--- Data for analysis ---
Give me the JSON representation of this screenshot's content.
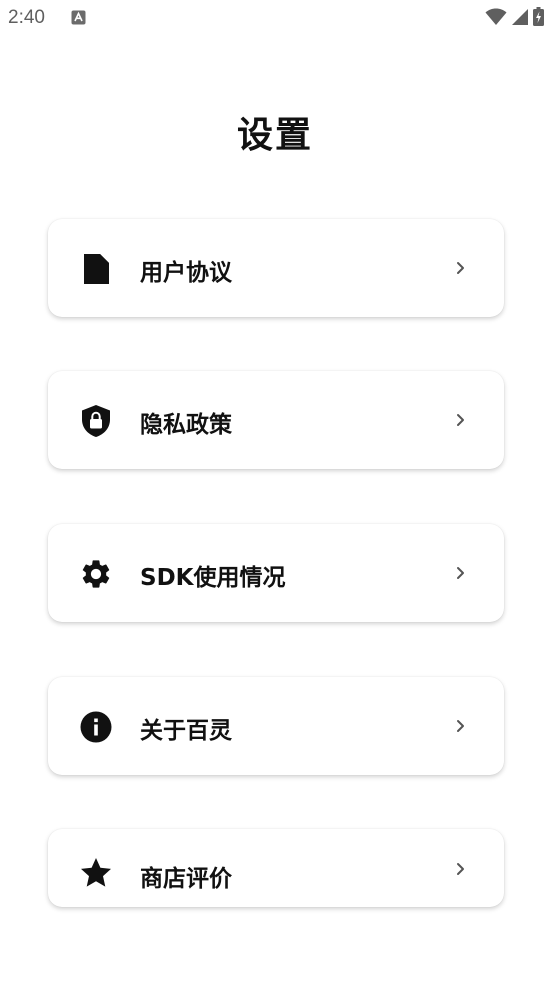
{
  "status_bar": {
    "time": "2:40",
    "notification_icon": "font-a-icon",
    "wifi_icon": "wifi-icon",
    "signal_icon": "cell-signal-icon",
    "battery_icon": "battery-charging-icon"
  },
  "header": {
    "title": "设置"
  },
  "settings": {
    "items": [
      {
        "label": "用户协议",
        "icon": "document-icon",
        "chevron": "chevron-right-icon"
      },
      {
        "label": "隐私政策",
        "icon": "shield-lock-icon",
        "chevron": "chevron-right-icon"
      },
      {
        "label": "SDK使用情况",
        "icon": "gear-icon",
        "chevron": "chevron-right-icon"
      },
      {
        "label": "关于百灵",
        "icon": "info-icon",
        "chevron": "chevron-right-icon"
      },
      {
        "label": "商店评价",
        "icon": "star-icon",
        "chevron": "chevron-right-icon"
      }
    ]
  },
  "colors": {
    "background": "#ffffff",
    "text": "#111111",
    "status_text": "#5f5f5f",
    "chevron": "#555555"
  }
}
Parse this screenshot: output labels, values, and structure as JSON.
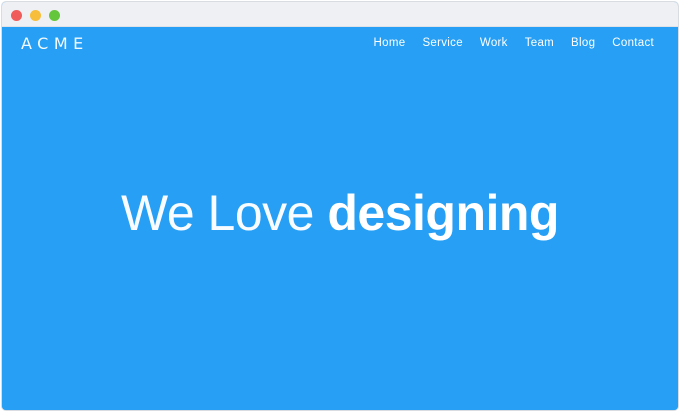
{
  "window": {
    "controls": [
      "close",
      "minimize",
      "maximize"
    ]
  },
  "site": {
    "brand": "ACME",
    "nav": [
      "Home",
      "Service",
      "Work",
      "Team",
      "Blog",
      "Contact"
    ],
    "hero": {
      "light": "We Love",
      "bold": "designing"
    }
  },
  "colors": {
    "background": "#269ff5",
    "text": "#ffffff",
    "titlebar": "#eef0f3",
    "close": "#ef5c5a",
    "minimize": "#f6be3a",
    "maximize": "#64c63a"
  }
}
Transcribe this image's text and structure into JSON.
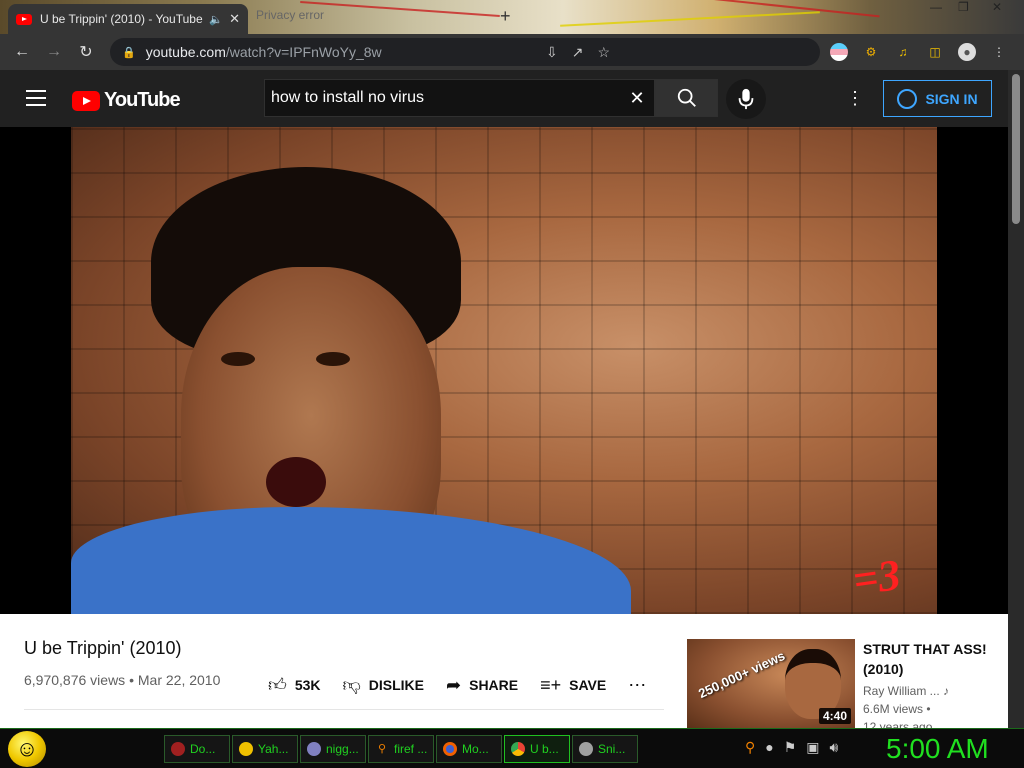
{
  "browser": {
    "active_tab": {
      "title": "U be Trippin' (2010) - YouTube"
    },
    "inactive_tab": {
      "title": "Privacy error"
    },
    "url": {
      "host": "youtube.com",
      "path": "/watch?v=IPFnWoYy_8w"
    }
  },
  "youtube": {
    "logo_text": "YouTube",
    "search_query": "how to install no virus",
    "sign_in_label": "SIGN IN"
  },
  "video": {
    "overlay_text": "=3",
    "title": "U be Trippin' (2010)",
    "views": "6,970,876 views",
    "date": "Mar 22, 2010",
    "like_count": "53K",
    "dislike_label": "DISLIKE",
    "share_label": "SHARE",
    "save_label": "SAVE"
  },
  "recommendation": {
    "title": "STRUT THAT ASS! (2010)",
    "channel": "Ray William ...",
    "views": "6.6M views •",
    "age": "12 years ago",
    "duration": "4:40",
    "thumb_badge": "250,000+ views"
  },
  "taskbar": {
    "items": [
      {
        "label": "Do...",
        "icon": "document-icon"
      },
      {
        "label": "Yah...",
        "icon": "smiley-icon"
      },
      {
        "label": "nigg...",
        "icon": "app-icon"
      },
      {
        "label": "firef ...",
        "icon": "search-icon"
      },
      {
        "label": "Mo...",
        "icon": "firefox-icon"
      },
      {
        "label": "U b...",
        "icon": "chrome-icon"
      },
      {
        "label": "Sni...",
        "icon": "snipping-icon"
      }
    ],
    "clock": "5:00 AM"
  }
}
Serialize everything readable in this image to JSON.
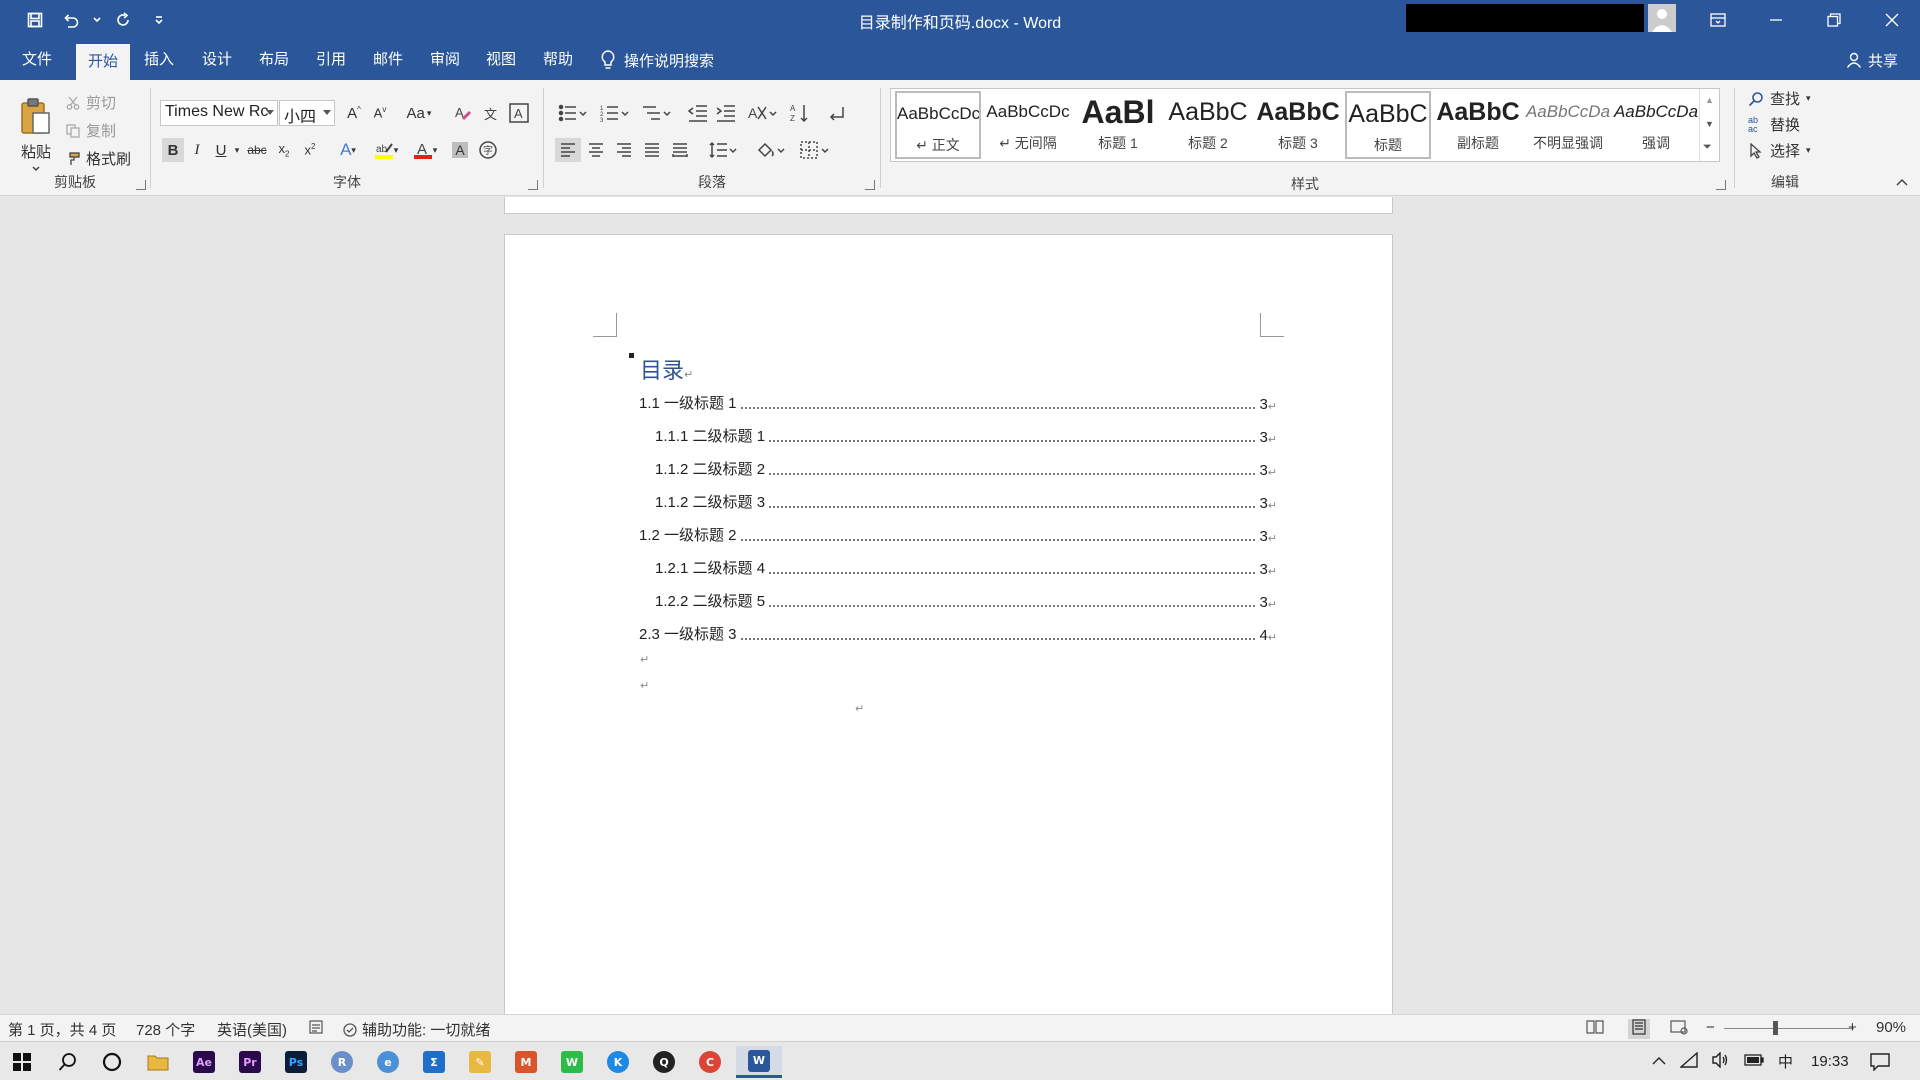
{
  "window": {
    "title": "目录制作和页码.docx  -  Word"
  },
  "ribbon_tabs": [
    {
      "label": "文件"
    },
    {
      "label": "开始"
    },
    {
      "label": "插入"
    },
    {
      "label": "设计"
    },
    {
      "label": "布局"
    },
    {
      "label": "引用"
    },
    {
      "label": "邮件"
    },
    {
      "label": "审阅"
    },
    {
      "label": "视图"
    },
    {
      "label": "帮助"
    }
  ],
  "tell_me": "操作说明搜索",
  "share": "共享",
  "clipboard": {
    "paste": "粘贴",
    "cut": "剪切",
    "copy": "复制",
    "format_painter": "格式刷",
    "group_label": "剪贴板"
  },
  "font": {
    "name": "Times New Rc",
    "size": "小四",
    "case_label": "Aa",
    "group_label": "字体",
    "color_accent": "#e02020",
    "highlight_color": "#ffff00"
  },
  "paragraph": {
    "group_label": "段落"
  },
  "styles": {
    "group_label": "样式",
    "items": [
      {
        "preview": "AaBbCcDc",
        "name": "↵ 正文"
      },
      {
        "preview": "AaBbCcDc",
        "name": "↵ 无间隔"
      },
      {
        "preview": "AaBl",
        "name": "标题 1"
      },
      {
        "preview": "AaBbC",
        "name": "标题 2"
      },
      {
        "preview": "AaBbC",
        "name": "标题 3"
      },
      {
        "preview": "AaBbC",
        "name": "标题"
      },
      {
        "preview": "AaBbC",
        "name": "副标题"
      },
      {
        "preview": "AaBbCcDa",
        "name": "不明显强调"
      },
      {
        "preview": "AaBbCcDa",
        "name": "强调"
      }
    ]
  },
  "editing": {
    "find": "查找",
    "replace": "替换",
    "select": "选择",
    "group_label": "编辑"
  },
  "document": {
    "toc_heading": "目录",
    "entries": [
      {
        "text": "1.1 一级标题 1",
        "page": "3",
        "level": 1
      },
      {
        "text": "1.1.1 二级标题 1",
        "page": "3",
        "level": 2
      },
      {
        "text": "1.1.2 二级标题 2",
        "page": "3",
        "level": 2
      },
      {
        "text": "1.1.2 二级标题 3",
        "page": "3",
        "level": 2
      },
      {
        "text": "1.2 一级标题 2",
        "page": "3",
        "level": 1
      },
      {
        "text": "1.2.1 二级标题 4",
        "page": "3",
        "level": 2
      },
      {
        "text": "1.2.2 二级标题 5",
        "page": "3",
        "level": 2
      },
      {
        "text": "2.3 一级标题 3",
        "page": "4",
        "level": 1
      }
    ],
    "para_mark": "↵"
  },
  "status": {
    "page": "第 1 页，共 4 页",
    "words": "728 个字",
    "language": "英语(美国)",
    "accessibility": "辅助功能: 一切就绪",
    "zoom": "90%"
  },
  "taskbar": {
    "ime": "中",
    "time": "19:33",
    "apps": [
      {
        "name": "ae",
        "label": "Ae",
        "color": "#2a0a4a"
      },
      {
        "name": "pr",
        "label": "Pr",
        "color": "#2a0a4a"
      },
      {
        "name": "ps",
        "label": "Ps",
        "color": "#0a1e3a"
      },
      {
        "name": "r",
        "label": "R",
        "color": "#6a8fc9"
      },
      {
        "name": "browser",
        "label": "e",
        "color": "#4b8fd8"
      },
      {
        "name": "sigma",
        "label": "Σ",
        "color": "#1f6fc9"
      },
      {
        "name": "paint",
        "label": "✎",
        "color": "#e8b840"
      },
      {
        "name": "matlab",
        "label": "M",
        "color": "#d9542b"
      },
      {
        "name": "wechat",
        "label": "W",
        "color": "#2dbb4a"
      },
      {
        "name": "k",
        "label": "K",
        "color": "#1e88e5"
      },
      {
        "name": "qq",
        "label": "Q",
        "color": "#222222"
      },
      {
        "name": "chrome",
        "label": "C",
        "color": "#db4437"
      },
      {
        "name": "word",
        "label": "W",
        "color": "#2b579a"
      }
    ]
  }
}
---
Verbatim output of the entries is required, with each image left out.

Give me the JSON representation of this screenshot's content.
{
  "status_bar": {
    "time": "2:40",
    "notification_icon": "font-a-icon",
    "wifi_icon": "wifi-icon",
    "signal_icon": "cell-signal-icon",
    "battery_icon": "battery-charging-icon"
  },
  "header": {
    "title": "设置"
  },
  "settings": {
    "items": [
      {
        "label": "用户协议",
        "icon": "document-icon",
        "chevron": "chevron-right-icon"
      },
      {
        "label": "隐私政策",
        "icon": "shield-lock-icon",
        "chevron": "chevron-right-icon"
      },
      {
        "label": "SDK使用情况",
        "icon": "gear-icon",
        "chevron": "chevron-right-icon"
      },
      {
        "label": "关于百灵",
        "icon": "info-icon",
        "chevron": "chevron-right-icon"
      },
      {
        "label": "商店评价",
        "icon": "star-icon",
        "chevron": "chevron-right-icon"
      }
    ]
  },
  "colors": {
    "background": "#ffffff",
    "text": "#111111",
    "status_text": "#5f5f5f",
    "chevron": "#555555"
  }
}
Parse this screenshot: output labels, values, and structure as JSON.
{
  "window": {
    "controls": [
      "close",
      "minimize",
      "maximize"
    ]
  },
  "site": {
    "brand": "ACME",
    "nav": [
      "Home",
      "Service",
      "Work",
      "Team",
      "Blog",
      "Contact"
    ],
    "hero": {
      "light": "We Love",
      "bold": "designing"
    }
  },
  "colors": {
    "background": "#269ff5",
    "text": "#ffffff",
    "titlebar": "#eef0f3",
    "close": "#ef5c5a",
    "minimize": "#f6be3a",
    "maximize": "#64c63a"
  }
}
Transcribe this image's text and structure into JSON.
{
  "browser": {
    "active_tab": {
      "title": "U be Trippin' (2010) - YouTube"
    },
    "inactive_tab": {
      "title": "Privacy error"
    },
    "url": {
      "host": "youtube.com",
      "path": "/watch?v=IPFnWoYy_8w"
    }
  },
  "youtube": {
    "logo_text": "YouTube",
    "search_query": "how to install no virus",
    "sign_in_label": "SIGN IN"
  },
  "video": {
    "overlay_text": "=3",
    "title": "U be Trippin' (2010)",
    "views": "6,970,876 views",
    "date": "Mar 22, 2010",
    "like_count": "53K",
    "dislike_label": "DISLIKE",
    "share_label": "SHARE",
    "save_label": "SAVE"
  },
  "recommendation": {
    "title": "STRUT THAT ASS! (2010)",
    "channel": "Ray William ...",
    "views": "6.6M views •",
    "age": "12 years ago",
    "duration": "4:40",
    "thumb_badge": "250,000+ views"
  },
  "taskbar": {
    "items": [
      {
        "label": "Do...",
        "icon": "document-icon"
      },
      {
        "label": "Yah...",
        "icon": "smiley-icon"
      },
      {
        "label": "nigg...",
        "icon": "app-icon"
      },
      {
        "label": "firef ...",
        "icon": "search-icon"
      },
      {
        "label": "Mo...",
        "icon": "firefox-icon"
      },
      {
        "label": "U b...",
        "icon": "chrome-icon"
      },
      {
        "label": "Sni...",
        "icon": "snipping-icon"
      }
    ],
    "clock": "5:00 AM"
  }
}
Serialize everything readable in this image to JSON.
{
  "window": {
    "title": "目录制作和页码.docx  -  Word"
  },
  "ribbon_tabs": [
    {
      "label": "文件"
    },
    {
      "label": "开始"
    },
    {
      "label": "插入"
    },
    {
      "label": "设计"
    },
    {
      "label": "布局"
    },
    {
      "label": "引用"
    },
    {
      "label": "邮件"
    },
    {
      "label": "审阅"
    },
    {
      "label": "视图"
    },
    {
      "label": "帮助"
    }
  ],
  "tell_me": "操作说明搜索",
  "share": "共享",
  "clipboard": {
    "paste": "粘贴",
    "cut": "剪切",
    "copy": "复制",
    "format_painter": "格式刷",
    "group_label": "剪贴板"
  },
  "font": {
    "name": "Times New Rc",
    "size": "小四",
    "case_label": "Aa",
    "group_label": "字体",
    "color_accent": "#e02020",
    "highlight_color": "#ffff00"
  },
  "paragraph": {
    "group_label": "段落"
  },
  "styles": {
    "group_label": "样式",
    "items": [
      {
        "preview": "AaBbCcDc",
        "name": "↵ 正文"
      },
      {
        "preview": "AaBbCcDc",
        "name": "↵ 无间隔"
      },
      {
        "preview": "AaBl",
        "name": "标题 1"
      },
      {
        "preview": "AaBbC",
        "name": "标题 2"
      },
      {
        "preview": "AaBbC",
        "name": "标题 3"
      },
      {
        "preview": "AaBbC",
        "name": "标题"
      },
      {
        "preview": "AaBbC",
        "name": "副标题"
      },
      {
        "preview": "AaBbCcDa",
        "name": "不明显强调"
      },
      {
        "preview": "AaBbCcDa",
        "name": "强调"
      }
    ]
  },
  "editing": {
    "find": "查找",
    "replace": "替换",
    "select": "选择",
    "group_label": "编辑"
  },
  "document": {
    "toc_heading": "目录",
    "entries": [
      {
        "text": "1.1 一级标题 1",
        "page": "3",
        "level": 1
      },
      {
        "text": "1.1.1 二级标题 1",
        "page": "3",
        "level": 2
      },
      {
        "text": "1.1.2 二级标题 2",
        "page": "3",
        "level": 2
      },
      {
        "text": "1.1.2 二级标题 3",
        "page": "3",
        "level": 2
      },
      {
        "text": "1.2 一级标题 2",
        "page": "3",
        "level": 1
      },
      {
        "text": "1.2.1 二级标题 4",
        "page": "3",
        "level": 2
      },
      {
        "text": "1.2.2 二级标题 5",
        "page": "3",
        "level": 2
      },
      {
        "text": "2.3 一级标题 3",
        "page": "4",
        "level": 1
      }
    ],
    "para_mark": "↵"
  },
  "status": {
    "page": "第 1 页，共 4 页",
    "words": "728 个字",
    "language": "英语(美国)",
    "accessibility": "辅助功能: 一切就绪",
    "zoom": "90%"
  },
  "taskbar": {
    "ime": "中",
    "time": "19:33",
    "apps": [
      {
        "name": "ae",
        "label": "Ae",
        "color": "#2a0a4a"
      },
      {
        "name": "pr",
        "label": "Pr",
        "color": "#2a0a4a"
      },
      {
        "name": "ps",
        "label": "Ps",
        "color": "#0a1e3a"
      },
      {
        "name": "r",
        "label": "R",
        "color": "#6a8fc9"
      },
      {
        "name": "browser",
        "label": "e",
        "color": "#4b8fd8"
      },
      {
        "name": "sigma",
        "label": "Σ",
        "color": "#1f6fc9"
      },
      {
        "name": "paint",
        "label": "✎",
        "color": "#e8b840"
      },
      {
        "name": "matlab",
        "label": "M",
        "color": "#d9542b"
      },
      {
        "name": "wechat",
        "label": "W",
        "color": "#2dbb4a"
      },
      {
        "name": "k",
        "label": "K",
        "color": "#1e88e5"
      },
      {
        "name": "qq",
        "label": "Q",
        "color": "#222222"
      },
      {
        "name": "chrome",
        "label": "C",
        "color": "#db4437"
      },
      {
        "name": "word",
        "label": "W",
        "color": "#2b579a"
      }
    ]
  }
}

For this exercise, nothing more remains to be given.